Instructor: Amy Parziale

Section 01: MWF 9:00 - 9:50, Rex 1

Section 02: T,R 9:30 - 10:45, Rex 1

Native American Gemma Benton wrote: “Our ancestors knew that healing comes in cycles. One generation carries the pain so the next can live and heal.” This literature and film course examines the after-effects of cultural collisions like war, genocide, and imperialism by analyzing the representation of intergenerational trauma in literature and film. Texts include: books I was the Child of Holocaust Survivors, Kindred, Dreaming in Cuban, and Lone Ranger and Tonto Fistfight in Heaven; and films Waltz with Bashir and Return of Navajo Boy, as well as Kara Walker's video installations. Our guiding questions will be: How is trauma passed between generations, and how it is represented?; and What are the ethical, cultural, and socio-political ramifications of both trauma and representation? Concepts and contexts related to trauma, identity, nation-state, globalization, imperialism, class, gender, sexuality, race, ethnicity, and the humanities will be explored in depth.

Instructor: Mario D'Amato

T,R 9:30 - 10:45, KMC 1

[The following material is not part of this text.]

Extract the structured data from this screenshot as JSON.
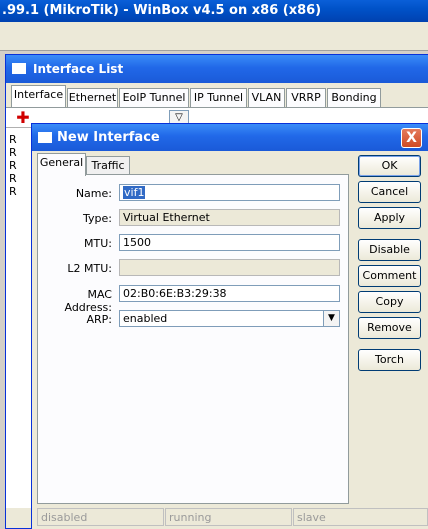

This course will focus on accounts regarding how the self is constructed according to Buddhist philosophy, and Western philosophy of mind and cognitive science. We will examine what the philosopher Michel Foucault has referred to as “technologies of the self,” i.e., techniques that have been employed by individuals to “transform themselves in order to attain a certain state of happiness, purity, wisdom.” So we will consider the construction of identities, and examine techniques that have been employed to function as mirrors and windows for the construction of self, through studying the theory of Buddhist meditation.